> _Your task_:
The answer is every line of the records that holds the word "user", copied in full.
Top of Data supplied
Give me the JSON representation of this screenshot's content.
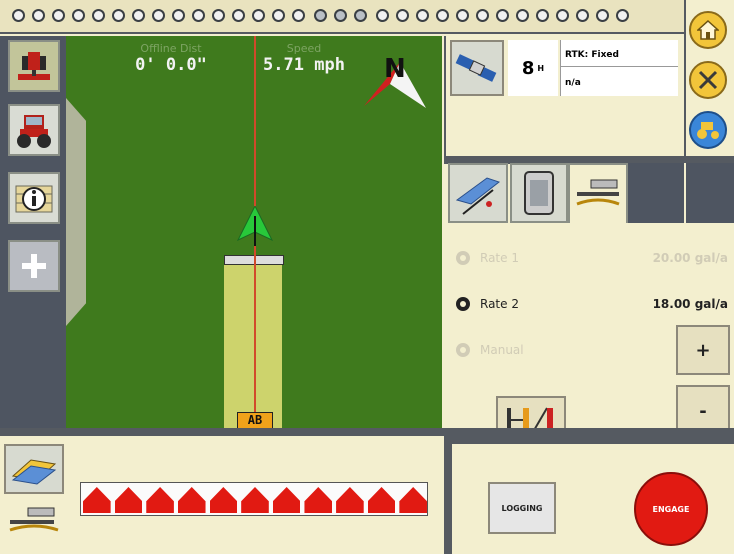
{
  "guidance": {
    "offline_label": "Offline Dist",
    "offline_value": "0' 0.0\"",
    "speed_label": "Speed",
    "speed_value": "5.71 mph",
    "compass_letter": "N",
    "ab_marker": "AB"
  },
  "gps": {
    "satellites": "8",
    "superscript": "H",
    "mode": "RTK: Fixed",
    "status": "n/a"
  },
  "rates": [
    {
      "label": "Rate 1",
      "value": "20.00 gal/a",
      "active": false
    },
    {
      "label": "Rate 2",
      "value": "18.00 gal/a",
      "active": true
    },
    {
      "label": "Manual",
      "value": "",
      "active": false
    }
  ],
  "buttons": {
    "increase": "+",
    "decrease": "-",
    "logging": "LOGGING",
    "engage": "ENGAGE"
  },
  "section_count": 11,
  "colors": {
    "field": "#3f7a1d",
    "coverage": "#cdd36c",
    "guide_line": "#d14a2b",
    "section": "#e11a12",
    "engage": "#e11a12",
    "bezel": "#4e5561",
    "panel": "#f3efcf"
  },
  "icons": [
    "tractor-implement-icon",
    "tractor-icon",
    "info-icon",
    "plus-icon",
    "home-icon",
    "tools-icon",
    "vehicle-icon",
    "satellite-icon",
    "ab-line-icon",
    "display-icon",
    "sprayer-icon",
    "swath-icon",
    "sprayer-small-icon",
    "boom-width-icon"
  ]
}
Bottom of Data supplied
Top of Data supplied
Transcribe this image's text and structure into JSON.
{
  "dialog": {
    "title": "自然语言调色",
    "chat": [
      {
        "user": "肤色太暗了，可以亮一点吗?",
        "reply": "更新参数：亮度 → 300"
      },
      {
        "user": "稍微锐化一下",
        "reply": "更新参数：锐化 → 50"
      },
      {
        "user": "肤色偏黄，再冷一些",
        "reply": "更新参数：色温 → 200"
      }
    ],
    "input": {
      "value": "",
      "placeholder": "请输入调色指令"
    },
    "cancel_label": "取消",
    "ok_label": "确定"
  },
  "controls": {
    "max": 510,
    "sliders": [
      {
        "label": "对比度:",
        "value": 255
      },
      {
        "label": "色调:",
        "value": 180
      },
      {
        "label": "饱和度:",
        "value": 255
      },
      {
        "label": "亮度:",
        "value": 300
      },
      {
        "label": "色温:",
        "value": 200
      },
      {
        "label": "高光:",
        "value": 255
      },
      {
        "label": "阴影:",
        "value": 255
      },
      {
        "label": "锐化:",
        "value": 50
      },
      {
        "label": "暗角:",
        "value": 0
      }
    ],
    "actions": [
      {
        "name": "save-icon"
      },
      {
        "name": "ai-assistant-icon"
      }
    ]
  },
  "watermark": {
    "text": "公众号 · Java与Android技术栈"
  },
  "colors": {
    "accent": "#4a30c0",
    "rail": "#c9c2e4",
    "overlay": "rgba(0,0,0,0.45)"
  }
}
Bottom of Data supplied
> _Response for this exercise_:
        "user": "肤色太暗了，可以亮一点吗?",
        "user": "稍微锐化一下",
        "user": "肤色偏黄，再冷一些",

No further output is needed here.